News & Events

When Classic Rock Ruled

In an era today where hip-hop, country, and fluffy pop songs seem to dominate the media’s attention, let’s not forget that there are still millions out there who love their classic rock from the seventies and eighties. Maybe you’re even one of them. If so, then Goodnight, L.A. is for you. It’s the never-before-told, behind-the-scenes story about the creation of hit record after hit record that came out of the epicenter of  it all, Los Angeles. Back when artists such as the Eagles, Tom Petty & the Heartbreakers, Fleetwood Mac, Warren Zevon, Chicago, REO Speedwagon, Loggins and Messina, and so many more willingly sacrificed everything in the hopes of somehow carving out a career in the music business.

What my first book, The Wrecking Crew, was to AM radio, 45-RPM singles and pop, Goodnight, L.A. is to FM radio, vinyl albums and rock. In particular, the countless interviews I conducted with music stars, record producers, studio engineers and others who were all there during the heyday has provided Goodnight, L.A. with a rare measure of depth and authenticity. At least I think so. And hopefully you will, too. If you end up enjoying Goodnight, L.A. even half as much as I did while researching and writing it, then I will have done my job. Though sad, it is no exaggeration to say that we will never see the likes of this music or the caliber of these performers again. But, man, it sure was great while it lasted!

Bobby Keys – RIP

You’d recognize him in a second if you heard him. He gave the Stones some seriously nasty sax on a bunch of their best-known hits, particularly “Brown Sugar.” His name was Bobby Keys and he was not only a virtuoso on his horn, but was also the only one who could keep up with the legendary Keith Richards in the substance abuse department. Until Bobby’s liver finally gave out, that is. Though he unfortunately passed away recently at the age of 70, Keys left us all with an enduring legacy of monster performances. Below is my personal favorite, “Can’t You Hear Me Knocking,” from 1971’s Sticky Fingers. Check out his solo about halfway through the song during the impromptu jam — the cat could blow.

 

 

Sean Bonniwell Passes at 71.

It might have gone a bit under most people’s radar, but Sean Bonniwell, the lead singer and main songwriter of the band the Music Machine, passed away at the age of 71 in December, 2011.

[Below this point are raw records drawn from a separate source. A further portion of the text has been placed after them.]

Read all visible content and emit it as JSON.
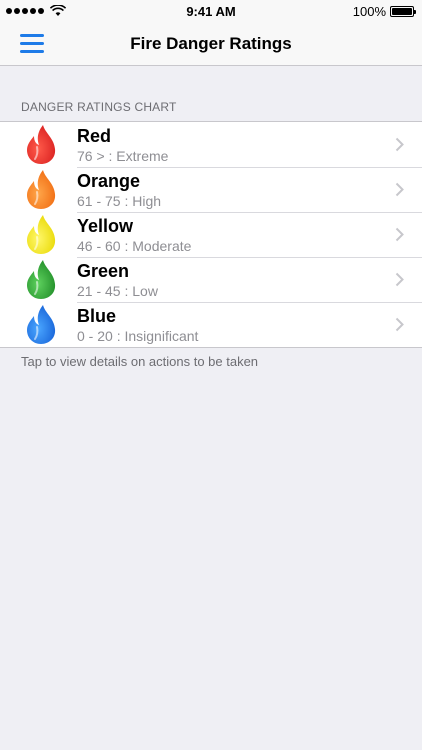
{
  "status_bar": {
    "time": "9:41 AM",
    "battery": "100%"
  },
  "nav": {
    "title": "Fire Danger Ratings",
    "menu_icon": "hamburger-menu-icon"
  },
  "section_header": "DANGER RATINGS CHART",
  "ratings": [
    {
      "label": "Red",
      "range": "76 > : Extreme",
      "color": "#d81f1f",
      "light": "#ff5a4a",
      "icon": "flame-icon"
    },
    {
      "label": "Orange",
      "range": "61 - 75 : High",
      "color": "#f06a10",
      "light": "#ffa64a",
      "icon": "flame-icon"
    },
    {
      "label": "Yellow",
      "range": "46 - 60 : Moderate",
      "color": "#e8d800",
      "light": "#fff76a",
      "icon": "flame-icon"
    },
    {
      "label": "Green",
      "range": "21 - 45 : Low",
      "color": "#1e8a26",
      "light": "#5ed15e",
      "icon": "flame-icon"
    },
    {
      "label": "Blue",
      "range": "0 - 20 : Insignificant",
      "color": "#1560d6",
      "light": "#4aa6ff",
      "icon": "flame-icon"
    }
  ],
  "footer": "Tap to view details on actions to be taken",
  "colors": {
    "accent": "#1e7be8",
    "background": "#efeff4"
  }
}
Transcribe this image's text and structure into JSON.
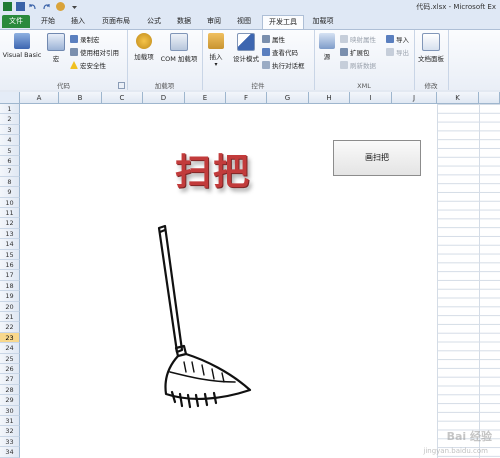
{
  "window": {
    "title": "代码.xlsx - Microsoft Ex"
  },
  "tabs": [
    {
      "label": "文件"
    },
    {
      "label": "开始"
    },
    {
      "label": "插入"
    },
    {
      "label": "页面布局"
    },
    {
      "label": "公式"
    },
    {
      "label": "数据"
    },
    {
      "label": "审阅"
    },
    {
      "label": "视图"
    },
    {
      "label": "开发工具"
    },
    {
      "label": "加载项"
    }
  ],
  "ribbon": {
    "code": {
      "label": "代码",
      "visual_basic": "Visual Basic",
      "macro": "宏",
      "record_macro": "录制宏",
      "relative_ref": "使用相对引用",
      "macro_security": "宏安全性"
    },
    "addins": {
      "label": "加载项",
      "addins": "加载项",
      "com_addins": "COM 加载项"
    },
    "controls": {
      "label": "控件",
      "insert": "插入",
      "design_mode": "设计模式",
      "properties": "属性",
      "view_code": "查看代码",
      "run_dialog": "执行对话框"
    },
    "xml": {
      "label": "XML",
      "source": "源",
      "map_properties": "映射属性",
      "expansion_packs": "扩展包",
      "refresh_data": "刷新数据",
      "import": "导入",
      "export": "导出"
    },
    "modify": {
      "label": "修改",
      "document_panel": "文档面板"
    }
  },
  "columns": [
    "A",
    "B",
    "C",
    "D",
    "E",
    "F",
    "G",
    "H",
    "I",
    "J",
    "K"
  ],
  "rows": [
    "1",
    "2",
    "3",
    "4",
    "5",
    "6",
    "7",
    "8",
    "9",
    "10",
    "11",
    "12",
    "13",
    "14",
    "15",
    "16",
    "17",
    "18",
    "19",
    "20",
    "21",
    "22",
    "23",
    "24",
    "25",
    "26",
    "27",
    "28",
    "29",
    "30",
    "31",
    "32",
    "33",
    "34"
  ],
  "selected_row": "23",
  "sheet": {
    "title_text": "扫把",
    "button_label": "画扫把"
  },
  "watermark": {
    "main": "Bai 经验",
    "sub": "jingyan.baidu.com"
  },
  "colors": {
    "accent_green": "#2a8a3c",
    "title_red": "#c23b3b"
  }
}
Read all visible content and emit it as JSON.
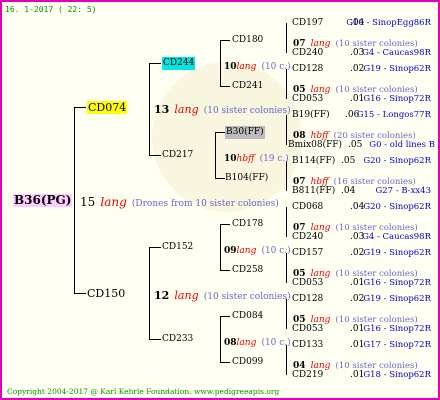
{
  "header": "16. 1-2017 ( 22: 5)",
  "footer": "Copyright 2004-2017 @ Karl Kehrle Foundation.   www.pedigreeapis.org",
  "root": {
    "id": "B36(PG)",
    "gen_num": "15",
    "gen_word": "lang",
    "gen_note": "(Drones from 10 sister colonies)"
  },
  "sire": {
    "id": "CD074",
    "gen_num": "13",
    "gen_word": "lang",
    "gen_note": "(10 sister colonies)"
  },
  "dam": {
    "id": "CD150",
    "gen_num": "12",
    "gen_word": "lang",
    "gen_note": "(10 sister colonies)"
  },
  "nodes": {
    "cd244": {
      "id": "CD244",
      "gen_num": "10",
      "gen_word": "lang",
      "gen_note": "(10 c.)"
    },
    "cd217": {
      "id": "CD217",
      "gen_num": "10",
      "gen_word": "hbff",
      "gen_note": "(19 c.)"
    },
    "cd152": {
      "id": "CD152",
      "gen_num": "09",
      "gen_word": "lang",
      "gen_note": "(10 c.)"
    },
    "cd233": {
      "id": "CD233",
      "gen_num": "08",
      "gen_word": "lang",
      "gen_note": "(10 c.)"
    },
    "cd180": {
      "id": "CD180",
      "gen_num": "07",
      "gen_word": "lang",
      "gen_note": "(10 sister colonies)"
    },
    "cd241": {
      "id": "CD241",
      "gen_num": "05",
      "gen_word": "lang",
      "gen_note": "(10 sister colonies)"
    },
    "b30": {
      "id": "B30(FF)",
      "gen_num": "08",
      "gen_word": "hbff",
      "gen_note": "(20 sister colonies)"
    },
    "b104": {
      "id": "B104(FF)",
      "gen_num": "07",
      "gen_word": "hbff",
      "gen_note": "(16 sister colonies)"
    },
    "cd178": {
      "id": "CD178",
      "gen_num": "07",
      "gen_word": "lang",
      "gen_note": "(10 sister colonies)"
    },
    "cd258": {
      "id": "CD258",
      "gen_num": "05",
      "gen_word": "lang",
      "gen_note": "(10 sister colonies)"
    },
    "cd084": {
      "id": "CD084",
      "gen_num": "05",
      "gen_word": "lang",
      "gen_note": "(10 sister colonies)"
    },
    "cd099": {
      "id": "CD099",
      "gen_num": "04",
      "gen_word": "lang",
      "gen_note": "(10 sister colonies)"
    }
  },
  "leaves": [
    {
      "id": "CD197",
      "score": ".04",
      "ref": "G10 - SinopEgg86R"
    },
    {
      "id": "CD240",
      "score": ".03",
      "ref": "G4 - Caucas98R"
    },
    {
      "id": "CD128",
      "score": ".02",
      "ref": "G19 - Sinop62R"
    },
    {
      "id": "CD053",
      "score": ".01",
      "ref": "G16 - Sinop72R"
    },
    {
      "id": "B19(FF)",
      "score": ".06",
      "ref": "G15 - Longos77R"
    },
    {
      "id": "Bmix08(FF)",
      "score": ".05",
      "ref": "G0 - old lines B"
    },
    {
      "id": "B114(FF)",
      "score": ".05",
      "ref": "G20 - Sinop62R"
    },
    {
      "id": "B811(FF)",
      "score": ".04",
      "ref": "G27 - B-xx43"
    },
    {
      "id": "CD068",
      "score": ".04",
      "ref": "G20 - Sinop62R"
    },
    {
      "id": "CD240",
      "score": ".03",
      "ref": "G4 - Caucas98R"
    },
    {
      "id": "CD157",
      "score": ".02",
      "ref": "G19 - Sinop62R"
    },
    {
      "id": "CD053",
      "score": ".01",
      "ref": "G16 - Sinop72R"
    },
    {
      "id": "CD128",
      "score": ".02",
      "ref": "G19 - Sinop62R"
    },
    {
      "id": "CD053",
      "score": ".01",
      "ref": "G16 - Sinop72R"
    },
    {
      "id": "CD133",
      "score": ".01",
      "ref": "G17 - Sinop72R"
    },
    {
      "id": "CD219",
      "score": ".01",
      "ref": "G18 - Sinop62R"
    }
  ],
  "colors": {
    "border": "#e600b4",
    "background": "#fffff2",
    "lang": "#ee0000",
    "ref": "#0000cc",
    "note": "#6666cc",
    "root_highlight": "#ffccff",
    "sire_highlight": "#ffff00",
    "cd244_highlight": "#00e5e5",
    "b30_highlight": "#bbbbbb",
    "footer": "#009900"
  }
}
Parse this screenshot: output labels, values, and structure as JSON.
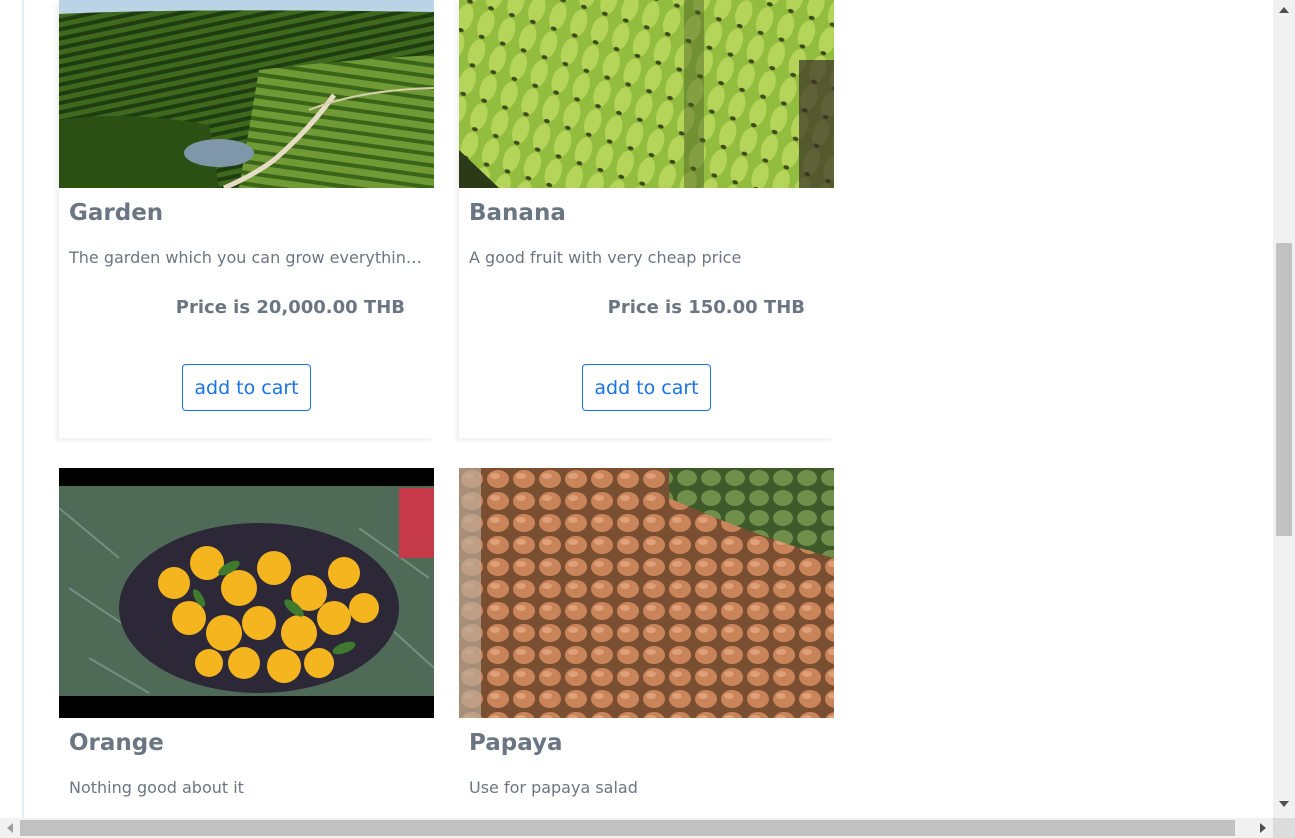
{
  "products": [
    {
      "name": "Garden",
      "description": "The garden which you can grow everything ...",
      "price": "Price is 20,000.00 THB",
      "button": "add to cart",
      "image": "garden-orchard-photo"
    },
    {
      "name": "Banana",
      "description": "A good fruit with very cheap price",
      "price": "Price is 150.00 THB",
      "button": "add to cart",
      "image": "banana-bunches-photo"
    },
    {
      "name": "Orange",
      "description": "Nothing good about it",
      "image": "oranges-basket-photo"
    },
    {
      "name": "Papaya",
      "description": "Use for papaya salad",
      "image": "papaya-pile-photo"
    }
  ],
  "scrollbars": {
    "vertical_thumb_position": 0.38,
    "horizontal_thumb_position": 0.0
  },
  "colors": {
    "text_muted": "#6b7682",
    "button_primary": "#1a73e8",
    "scroll_track": "#f1f1f1",
    "scroll_thumb": "#c1c1c1"
  }
}
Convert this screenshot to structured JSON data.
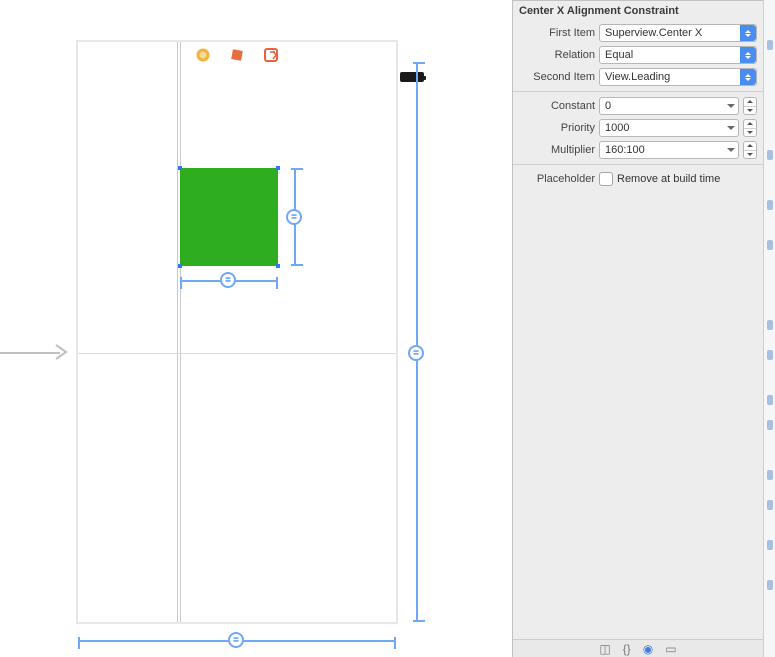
{
  "inspector": {
    "title": "Center X Alignment Constraint",
    "firstItem": {
      "label": "First Item",
      "value": "Superview.Center X"
    },
    "relation": {
      "label": "Relation",
      "value": "Equal"
    },
    "secondItem": {
      "label": "Second Item",
      "value": "View.Leading"
    },
    "constant": {
      "label": "Constant",
      "value": "0"
    },
    "priority": {
      "label": "Priority",
      "value": "1000"
    },
    "multiplier": {
      "label": "Multiplier",
      "value": "160:100"
    },
    "placeholder": {
      "label": "Placeholder",
      "checkboxLabel": "Remove at build time",
      "checked": false
    }
  },
  "canvas": {
    "pin_glyph": "="
  }
}
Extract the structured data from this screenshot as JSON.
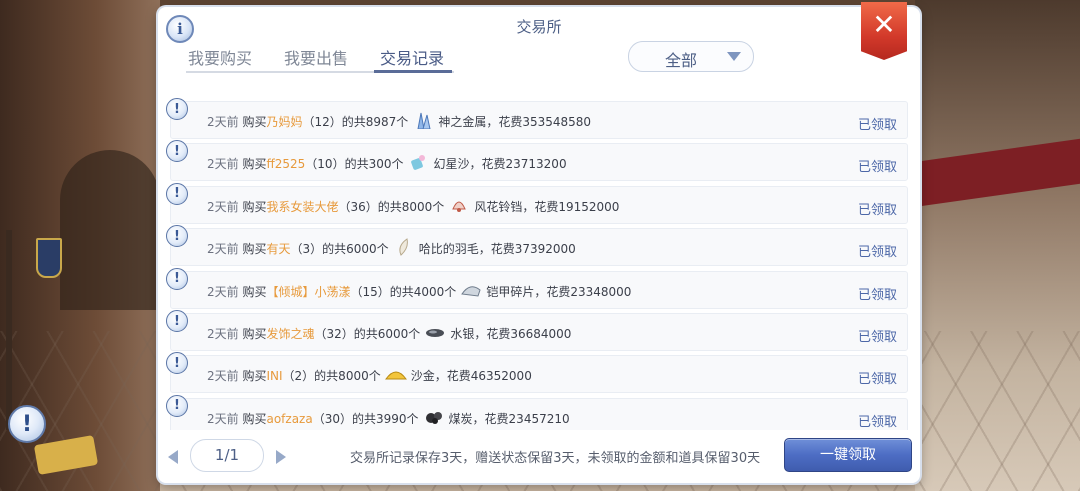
{
  "window": {
    "title": "交易所",
    "info_icon": "info-icon",
    "close_icon": "close-icon",
    "close_symbol": "✕"
  },
  "tabs": [
    {
      "label": "我要购买",
      "active": false
    },
    {
      "label": "我要出售",
      "active": false
    },
    {
      "label": "交易记录",
      "active": true
    }
  ],
  "filter": {
    "value": "全部"
  },
  "records": [
    {
      "ago": "2天前",
      "action": "购买",
      "seller": "乃妈妈",
      "qty_prefix": "（12）的共8987个",
      "item": "神之金属",
      "cost": "，花费353548580",
      "status": "已领取",
      "icon": "crystal-icon"
    },
    {
      "ago": "2天前",
      "action": "购买",
      "seller": "ff2525",
      "qty_prefix": "（10）的共300个",
      "item": "幻星沙",
      "cost": "，花费23713200",
      "status": "已领取",
      "icon": "stardust-icon"
    },
    {
      "ago": "2天前",
      "action": "购买",
      "seller": "我系女装大佬",
      "qty_prefix": "（36）的共8000个",
      "item": "风花铃铛",
      "cost": "，花费19152000",
      "status": "已领取",
      "icon": "bell-icon"
    },
    {
      "ago": "2天前",
      "action": "购买",
      "seller": "有天",
      "qty_prefix": "（3）的共6000个",
      "item": "哈比的羽毛",
      "cost": "，花费37392000",
      "status": "已领取",
      "icon": "feather-icon"
    },
    {
      "ago": "2天前",
      "action": "购买",
      "seller": "【倾城】小荡漾",
      "qty_prefix": "（15）的共4000个",
      "item": "铠甲碎片",
      "cost": "，花费23348000",
      "status": "已领取",
      "icon": "armor-shard-icon"
    },
    {
      "ago": "2天前",
      "action": "购买",
      "seller": "发饰之魂",
      "qty_prefix": "（32）的共6000个",
      "item": "水银",
      "cost": "，花费36684000",
      "status": "已领取",
      "icon": "mercury-icon"
    },
    {
      "ago": "2天前",
      "action": "购买",
      "seller": "INI",
      "qty_prefix": "（2）的共8000个",
      "item": "沙金",
      "cost": "，花费46352000",
      "status": "已领取",
      "icon": "gold-sand-icon"
    },
    {
      "ago": "2天前",
      "action": "购买",
      "seller": "aofzaza",
      "qty_prefix": "（30）的共3990个",
      "item": "煤炭",
      "cost": "，花费23457210",
      "status": "已领取",
      "icon": "coal-icon"
    }
  ],
  "footer": {
    "page": "1/1",
    "notice": "交易所记录保存3天，赠送状态保留3天，未领取的金额和道具保留30天",
    "claim_all": "一键领取"
  },
  "colors": {
    "accent": "#4d68a8",
    "seller": "#e79a3c",
    "close": "#d2392a"
  }
}
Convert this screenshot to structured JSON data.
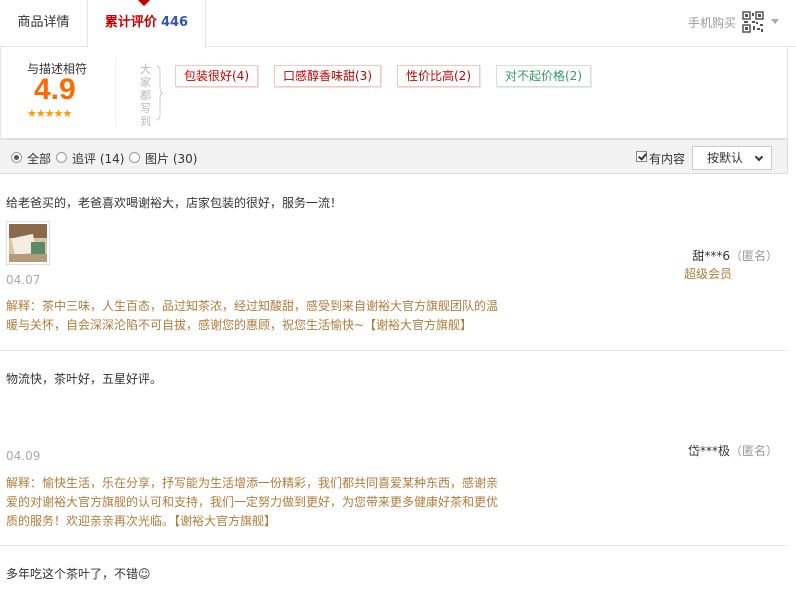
{
  "tabs": {
    "detail_label": "商品详情",
    "reviews_label": "累计评价",
    "reviews_count": "446"
  },
  "header": {
    "mobile_buy": "手机购买",
    "icons": {
      "qr": "qr-code-icon",
      "caret": "caret-down-icon"
    }
  },
  "summary": {
    "score_label": "与描述相符",
    "score": "4.9",
    "stars": "★★★★★",
    "everyone_says": "大家都写到",
    "tags": [
      {
        "label": "包装很好(4)",
        "sentiment": "positive"
      },
      {
        "label": "口感醇香味甜(3)",
        "sentiment": "positive"
      },
      {
        "label": "性价比高(2)",
        "sentiment": "positive"
      },
      {
        "label": "对不起价格(2)",
        "sentiment": "negative"
      }
    ]
  },
  "filters": {
    "all": "全部",
    "append": "追评 (14)",
    "pictures": "图片 (30)",
    "selected": "all",
    "has_content_label": "有内容",
    "has_content_checked": true,
    "sort_label": "按默认"
  },
  "reviews": [
    {
      "text": "给老爸买的，老爸喜欢喝谢裕大，店家包装的很好，服务一流！",
      "date": "04.07",
      "has_photo": true,
      "reply": "解释：茶中三味，人生百态，品过知茶浓，经过知酸甜，感受到来自谢裕大官方旗舰团队的温暖与关怀，自会深深沦陷不可自拔，感谢您的惠顾，祝您生活愉快~【谢裕大官方旗舰】",
      "user": "甜***6",
      "anon": "（匿名）",
      "level": "超级会员"
    },
    {
      "text": "物流快，茶叶好，五星好评。",
      "date": "04.09",
      "has_photo": false,
      "reply": "解释：愉快生活，乐在分享，抒写能为生活增添一份精彩，我们都共同喜爱某种东西，感谢亲爱的对谢裕大官方旗舰的认可和支持，我们一定努力做到更好，为您带来更多健康好茶和更优质的服务！欢迎亲亲再次光临。【谢裕大官方旗舰】",
      "user": "岱***极",
      "anon": "（匿名）",
      "level": ""
    },
    {
      "text": "多年吃这个茶叶了，不错☺"
    }
  ],
  "colors": {
    "brand_red": "#c40000",
    "score_orange": "#ff6a00",
    "reply_brown": "#b07c3b",
    "count_blue": "#3355aa"
  }
}
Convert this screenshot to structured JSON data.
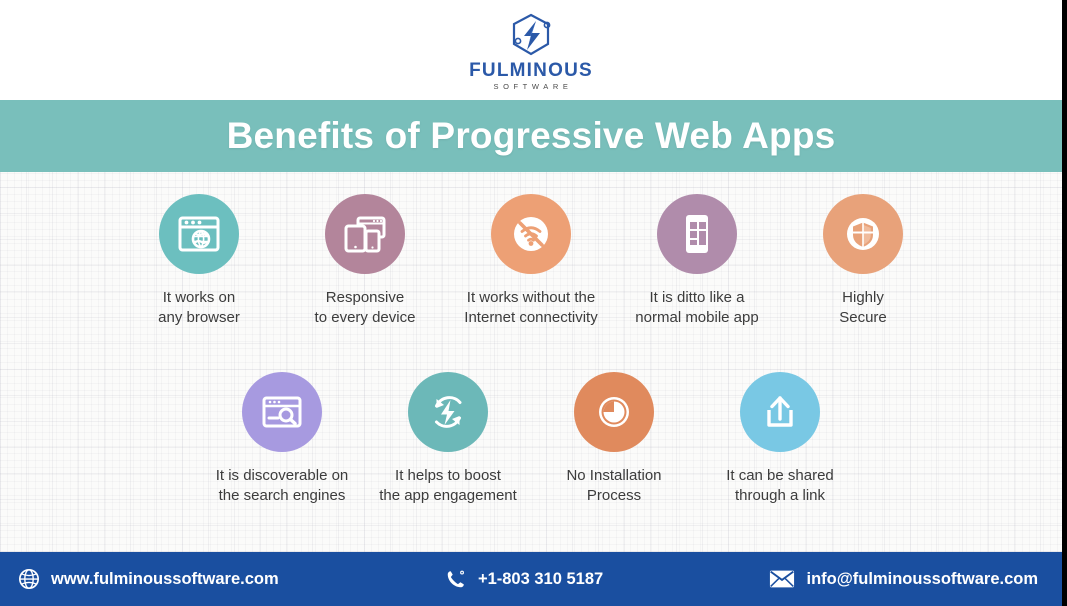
{
  "brand": {
    "logo_icon": "fulminous-hex-bolt-logo",
    "name": "FULMINOUS",
    "tagline": "SOFTWARE",
    "logo_color": "#2b59a8"
  },
  "header": {
    "title": "Benefits of Progressive Web Apps",
    "band_color": "#79bfbb",
    "title_color": "#ffffff"
  },
  "benefits": {
    "row1": [
      {
        "label": "It works on\nany browser",
        "icon": "browser-globe-icon",
        "color": "#6cbfbf"
      },
      {
        "label": "Responsive\nto every device",
        "icon": "responsive-devices-icon",
        "color": "#b3859b"
      },
      {
        "label": "It works without the\nInternet connectivity",
        "icon": "no-wifi-icon",
        "color": "#eda075"
      },
      {
        "label": "It is ditto like a\nnormal mobile app",
        "icon": "mobile-app-grid-icon",
        "color": "#b08cab"
      },
      {
        "label": "Highly\nSecure",
        "icon": "shield-secure-icon",
        "color": "#e8a27a"
      }
    ],
    "row2": [
      {
        "label": "It is discoverable on\nthe search engines",
        "icon": "browser-search-icon",
        "color": "#a79ae0"
      },
      {
        "label": "It helps to boost\nthe app engagement",
        "icon": "refresh-bolt-icon",
        "color": "#6cb8b8"
      },
      {
        "label": "No Installation\nProcess",
        "icon": "pie-clock-icon",
        "color": "#e08a5d"
      },
      {
        "label": "It can be shared\nthrough a link",
        "icon": "share-upload-icon",
        "color": "#79c8e4"
      }
    ]
  },
  "footer": {
    "background": "#1a4fa0",
    "website": "www.fulminoussoftware.com",
    "website_icon": "globe-icon",
    "phone": "+1-803 310 5187",
    "phone_icon": "phone-icon",
    "email": "info@fulminoussoftware.com",
    "email_icon": "envelope-icon"
  }
}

For anyone like me who goes back far enough or just digs Sixties-style proto-punk, the Music Machine’s 1966 (and only) Top 40 hit, “Talk, Talk,” is about as good as it gets. It had a real snarly, nasty sound. Two minutes of total ‘tude at a time when folk rock from Wrecking Crew-played efforts like “California Dreamin’,” “Eve of Destruction,” and “Mr. Tambourine Man” had become the message-song darlings of Top 40 radio.

The Music Machine also bucked the prevailing LA trend at the time by playing their own instruments. In fact, the bass player was Keith Olsen, who went on to work at Sound City Studios in Van Nuys (a Los Angeles suburb). Olsen engineered and produced dozens of gold and platinum albums there for the likes of Fleetwood Mac, Joe Walsh, Jefferson Starship, Pat Benatar, Eddie Money, and many others. All great stuff. But give me the in-your-face insolence of the Music Machine any day, ya know?

But, hey, what do you think? I’m curious—do any other bands come to mind from that era in LA that were also obvious garage rock pioneers???